- Fantastic Drug: The Swamp Thing's tubers, which structurally resemble datura root.note
- Heroic Self-Deprecation: Chester feels he tries to be a good person, in that he's kind, non-violent, and respectful of the environment. However, he isn't entirely sure he's good, because he still eats meat and he said things to his girlfriend, as they broke up, that he now regrets. So he doesn't trust his character enough to take a chance on the tuber himself.
- Milo makes sexist comments about Chester's ex, doesn't watch where he's sitting and knocks stuff over, and tricks Chester into giving him the tuber section without paying. Some of his past actions, as he recalls them, put him into outright villain territory: selling heroin cut with rat poison and pushing a woman down the stairs, causing her to miscarry.

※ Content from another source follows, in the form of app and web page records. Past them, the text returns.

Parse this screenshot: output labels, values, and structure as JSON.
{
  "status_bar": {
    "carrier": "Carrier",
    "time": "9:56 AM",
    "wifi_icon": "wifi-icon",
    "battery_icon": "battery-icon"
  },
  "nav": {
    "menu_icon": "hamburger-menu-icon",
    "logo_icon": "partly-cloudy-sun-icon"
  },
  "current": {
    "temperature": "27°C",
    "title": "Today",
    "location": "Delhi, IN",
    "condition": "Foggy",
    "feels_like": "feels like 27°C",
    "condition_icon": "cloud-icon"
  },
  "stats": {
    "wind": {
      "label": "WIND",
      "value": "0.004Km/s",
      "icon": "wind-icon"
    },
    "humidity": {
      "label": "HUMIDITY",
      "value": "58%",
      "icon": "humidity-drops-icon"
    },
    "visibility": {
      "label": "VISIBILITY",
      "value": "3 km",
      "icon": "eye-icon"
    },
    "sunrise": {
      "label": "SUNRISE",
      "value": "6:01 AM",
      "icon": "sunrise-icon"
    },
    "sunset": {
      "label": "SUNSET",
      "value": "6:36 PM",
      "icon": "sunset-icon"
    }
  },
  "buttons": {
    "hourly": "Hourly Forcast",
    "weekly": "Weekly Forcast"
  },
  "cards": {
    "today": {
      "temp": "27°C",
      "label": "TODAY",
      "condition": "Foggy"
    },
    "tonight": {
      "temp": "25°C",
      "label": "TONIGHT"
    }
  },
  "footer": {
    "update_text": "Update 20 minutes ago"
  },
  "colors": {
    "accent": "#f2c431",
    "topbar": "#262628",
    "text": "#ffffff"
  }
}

- Milo's friend rudely berates Chester for something that wasn't really his fault (as Milo all but grabbed the tuber piece from him), pockets his yin-yang paperweight, and has the nerve to ask Chester for some of the drug himself.
- Karmic Death: Milo brings about his own demise by (for all intents and purposes) stealing a drug, then having such a horrible trip that he heedlessly runs right in a car's path.
- New-Age Retro Hippie: Chester, though too young to have been part of the original hippie subculture, dresses and talks the part, in addition to preferring sixties music and being a psychoactive drug enthusiast and dealer. Nevertheless, in this and all subsequent appearances he's a well-rounded, sympathetic character, not a "point and laugh" Theme Park Version of a hippie.
- Out of Focus: Neither the Swamp Thing nor Abby appear in this issue to a significant degree (Abby not at all, Swamp Thing only in the first four panels, walking through the swamp as the tuber falls off him).
- Refuge in Audacity: Milo's friend, after lambasting Chester for messing up Milo's head with the "stuff," suddenly grins enthusiastically and asks whether he has any more.
- Writing Around Trademarks: Chester sings a number of classic sixties songs on the way home from the swamp. More accurately, he only sings the occasional line from each one, and hums or uses filler words for the rest ("And something something—la la la... / Strawberry fields forever." You'd think a hippie would know the entire chorus of that). Presumably this was so DC could avoid having to request permission from the copyright holders.